Nearly Carbon-Neutral Conferences

Flying Less

MyNameIs says:
Meeting locations / panel diversity

1.  On the last new section - meeting locations.  If you have an axe to grind on "religous liberty" or "right to work" laws just come out and say it rather than put in this overbroad statement.  One might assume that laws and policy on RECORDS would have the most relevance to ARCHIVES though I doubt this is being put here in order to score locations based on information governance, open government, sunshine laws, secrecy, retention policies, or the like.  If this is about social policy not records related then be honest and spell it out.

2.  On panel makeup, I think this is backwards.  The problem is not sessions that are too narrowly focused.  We should have tracks.  Every other big conference has these.  If you want a social justice track make one, or a digial preservation / e-records track make one.  Often there are 2-3 sessions on related topics at the same time.  Then there are times where there is nothing really of as much interest (for others this may be their conflict time.) 

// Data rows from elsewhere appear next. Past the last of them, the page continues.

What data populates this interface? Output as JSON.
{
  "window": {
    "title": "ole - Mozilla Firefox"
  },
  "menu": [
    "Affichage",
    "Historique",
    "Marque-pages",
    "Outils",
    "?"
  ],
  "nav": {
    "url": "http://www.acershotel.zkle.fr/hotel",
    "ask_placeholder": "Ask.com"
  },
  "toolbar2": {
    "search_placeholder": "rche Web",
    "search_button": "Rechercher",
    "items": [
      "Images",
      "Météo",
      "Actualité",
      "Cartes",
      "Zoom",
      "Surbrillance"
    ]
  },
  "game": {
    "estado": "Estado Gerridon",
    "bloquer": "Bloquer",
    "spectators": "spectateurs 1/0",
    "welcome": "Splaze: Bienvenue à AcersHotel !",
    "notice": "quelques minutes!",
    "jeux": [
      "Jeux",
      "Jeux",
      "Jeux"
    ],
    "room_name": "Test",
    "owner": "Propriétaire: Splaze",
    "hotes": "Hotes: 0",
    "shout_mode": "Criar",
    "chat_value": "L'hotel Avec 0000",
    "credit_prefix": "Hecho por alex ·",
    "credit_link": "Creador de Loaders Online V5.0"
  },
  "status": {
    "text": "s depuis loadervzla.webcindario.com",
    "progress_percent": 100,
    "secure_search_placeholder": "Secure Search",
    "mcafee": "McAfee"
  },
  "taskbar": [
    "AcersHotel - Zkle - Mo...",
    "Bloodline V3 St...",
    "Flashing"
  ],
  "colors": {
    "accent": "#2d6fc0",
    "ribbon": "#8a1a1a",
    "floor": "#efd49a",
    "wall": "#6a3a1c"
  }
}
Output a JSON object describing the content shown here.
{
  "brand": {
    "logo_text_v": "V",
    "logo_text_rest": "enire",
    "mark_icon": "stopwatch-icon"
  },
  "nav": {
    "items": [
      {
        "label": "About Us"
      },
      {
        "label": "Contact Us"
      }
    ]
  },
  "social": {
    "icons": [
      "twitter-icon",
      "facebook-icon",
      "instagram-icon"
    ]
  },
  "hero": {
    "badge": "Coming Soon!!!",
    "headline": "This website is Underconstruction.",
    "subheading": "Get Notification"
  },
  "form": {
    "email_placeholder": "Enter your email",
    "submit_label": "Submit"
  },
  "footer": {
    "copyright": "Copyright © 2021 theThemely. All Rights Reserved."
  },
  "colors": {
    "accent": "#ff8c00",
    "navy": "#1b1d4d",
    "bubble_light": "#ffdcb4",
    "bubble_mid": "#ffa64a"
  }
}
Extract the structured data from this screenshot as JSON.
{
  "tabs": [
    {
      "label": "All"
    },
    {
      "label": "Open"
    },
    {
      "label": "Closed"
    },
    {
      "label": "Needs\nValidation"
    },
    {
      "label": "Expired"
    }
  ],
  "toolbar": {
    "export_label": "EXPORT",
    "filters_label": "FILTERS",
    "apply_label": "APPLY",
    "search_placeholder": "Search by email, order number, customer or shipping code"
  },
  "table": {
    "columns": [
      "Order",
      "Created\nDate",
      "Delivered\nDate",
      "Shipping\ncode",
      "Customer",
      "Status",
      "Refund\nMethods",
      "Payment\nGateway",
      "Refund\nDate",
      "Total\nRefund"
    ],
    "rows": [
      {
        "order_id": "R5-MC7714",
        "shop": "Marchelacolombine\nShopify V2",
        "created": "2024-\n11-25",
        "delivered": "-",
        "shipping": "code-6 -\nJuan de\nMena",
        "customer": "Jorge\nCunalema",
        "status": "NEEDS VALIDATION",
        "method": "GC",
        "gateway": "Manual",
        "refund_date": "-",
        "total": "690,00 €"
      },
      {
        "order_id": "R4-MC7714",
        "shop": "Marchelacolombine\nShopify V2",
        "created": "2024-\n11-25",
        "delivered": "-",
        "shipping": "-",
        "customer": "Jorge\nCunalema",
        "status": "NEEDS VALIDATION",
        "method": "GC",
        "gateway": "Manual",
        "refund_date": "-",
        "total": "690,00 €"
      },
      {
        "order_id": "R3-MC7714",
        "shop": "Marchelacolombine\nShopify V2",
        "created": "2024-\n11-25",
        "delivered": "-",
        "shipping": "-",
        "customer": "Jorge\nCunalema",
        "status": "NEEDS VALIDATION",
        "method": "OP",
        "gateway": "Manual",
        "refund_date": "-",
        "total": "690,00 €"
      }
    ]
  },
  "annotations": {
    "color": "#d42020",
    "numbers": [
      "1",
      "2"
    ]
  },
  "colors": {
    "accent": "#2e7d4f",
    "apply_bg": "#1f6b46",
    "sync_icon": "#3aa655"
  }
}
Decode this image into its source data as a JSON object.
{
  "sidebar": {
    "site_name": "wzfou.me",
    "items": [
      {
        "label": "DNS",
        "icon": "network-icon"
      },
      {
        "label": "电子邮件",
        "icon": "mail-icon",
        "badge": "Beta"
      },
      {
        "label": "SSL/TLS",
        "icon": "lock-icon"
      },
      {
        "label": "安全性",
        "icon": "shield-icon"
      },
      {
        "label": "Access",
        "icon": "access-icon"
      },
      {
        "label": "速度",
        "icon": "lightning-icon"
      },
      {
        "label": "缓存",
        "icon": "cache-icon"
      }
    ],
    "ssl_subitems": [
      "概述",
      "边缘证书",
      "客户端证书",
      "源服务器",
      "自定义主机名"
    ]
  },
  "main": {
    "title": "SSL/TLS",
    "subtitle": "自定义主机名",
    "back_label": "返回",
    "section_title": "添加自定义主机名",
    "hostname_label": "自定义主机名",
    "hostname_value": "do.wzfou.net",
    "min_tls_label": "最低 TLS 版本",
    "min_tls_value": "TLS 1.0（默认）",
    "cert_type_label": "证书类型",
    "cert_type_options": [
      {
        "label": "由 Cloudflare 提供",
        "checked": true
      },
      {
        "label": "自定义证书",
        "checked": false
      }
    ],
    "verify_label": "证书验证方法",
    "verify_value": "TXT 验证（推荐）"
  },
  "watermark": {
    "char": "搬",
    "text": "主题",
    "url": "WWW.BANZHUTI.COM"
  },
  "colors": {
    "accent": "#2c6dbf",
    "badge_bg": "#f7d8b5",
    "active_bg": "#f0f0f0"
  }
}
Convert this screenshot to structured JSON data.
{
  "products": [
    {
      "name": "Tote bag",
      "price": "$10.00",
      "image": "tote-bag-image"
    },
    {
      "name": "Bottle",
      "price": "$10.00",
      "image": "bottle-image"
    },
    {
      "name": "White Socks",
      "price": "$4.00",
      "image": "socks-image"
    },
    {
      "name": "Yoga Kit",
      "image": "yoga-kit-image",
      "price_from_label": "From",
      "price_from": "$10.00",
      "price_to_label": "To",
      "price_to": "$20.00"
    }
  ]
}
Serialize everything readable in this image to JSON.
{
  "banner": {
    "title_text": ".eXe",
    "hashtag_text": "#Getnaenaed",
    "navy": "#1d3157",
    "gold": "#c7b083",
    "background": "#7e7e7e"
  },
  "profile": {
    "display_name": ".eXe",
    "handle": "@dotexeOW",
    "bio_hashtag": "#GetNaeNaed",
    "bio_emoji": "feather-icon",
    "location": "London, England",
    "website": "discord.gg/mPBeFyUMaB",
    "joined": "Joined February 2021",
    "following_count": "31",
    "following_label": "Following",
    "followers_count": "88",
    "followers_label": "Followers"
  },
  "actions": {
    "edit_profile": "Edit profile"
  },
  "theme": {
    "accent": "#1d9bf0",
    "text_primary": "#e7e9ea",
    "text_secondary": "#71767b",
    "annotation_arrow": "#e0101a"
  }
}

Sessions are most often made up of people who know one another and are sometimes geographically or institutional-type centric, based on their network.  The people that tend to have the broadest and most diverse network to make these broad panels are large, national-focused, academic institutions - and we really don't need to have more influence by large academic institutions here - they are already overrepresented.  If SAA wants this level of diversity then it needs to create a formal platform for soliciting participation across the entire society, as some groups do, and have the committee create the panels based on subject and diversity criteria.

D'Ent2918 says:
Reply to MyNameIs

These are all good points. Agree that the policy should spell this out more specifically, maybe adding a catch-all phrase like - and other policies in accordance with SAA statements. At first blush, I read this as meeting in a place that followed open records laws, take steps to preserve their records, etc., which would be cool, but don't think that is what the clause really means. Also, by spelling it out that may actually give the stance more weight (e.g. we are explicitly saying we are avoiding places with poor labor laws or whatever).

I appreciate diversity in presenters. I understand including geographic diversity, but am not quite sure if it belongs on the list with the others. I expect panels to be skewed towards the region where the meeting is being held. Most people cannot afford to go to SAA unless it is nearby. Therefore, by including geographic diversity, we may inadvertently be giving more weight to the same people every year.

michelle says:
general comments

The pre-conference always has workshops that are pay-to-participate; I'd love to see some free workshops during the conference time as part of the registration fee. 

More structured mingling time; make it easier for newer members to meet eachother and older members. By using structured activities making new connections easier.

Calm spaces: the conference can be very hectic and for those of us with anxiety issues having a quiet room to 'escape' to would be really great. 

More diveristy. In the panels, in the vendors, and in the attendees. 

Gallo6585 says:
Diversity and inclusion

This phrase is an easy one to use, but everywhere it is used, I am old enough to see that ageism is rampant without anyone's being disturbed. Also, the implication with respect to technology is that people will continue to bash into one another while checking their smartphones on their way to the next session: I hope that paper programs will continue to be available. Finally, I don't see anything about whether there are plans to archive all the data that are generated by the meeting as more goes digital--and especially, can attendees opt out of having it saved by anyone. Do we know what the provider is doing with it?

Pat Galloway

jennyj says:
Diveristy, Inclusion, Equity Checklist for Annual Meetings

Has SAA given any thought to developing or adopting a Diversity, Inclusion, and Equity Checklist for annual meetings? OpenCon has shared theirs, and it would be worth considering adopting something similiar. I think additions could be made to improve such a checklist for SAA meetings.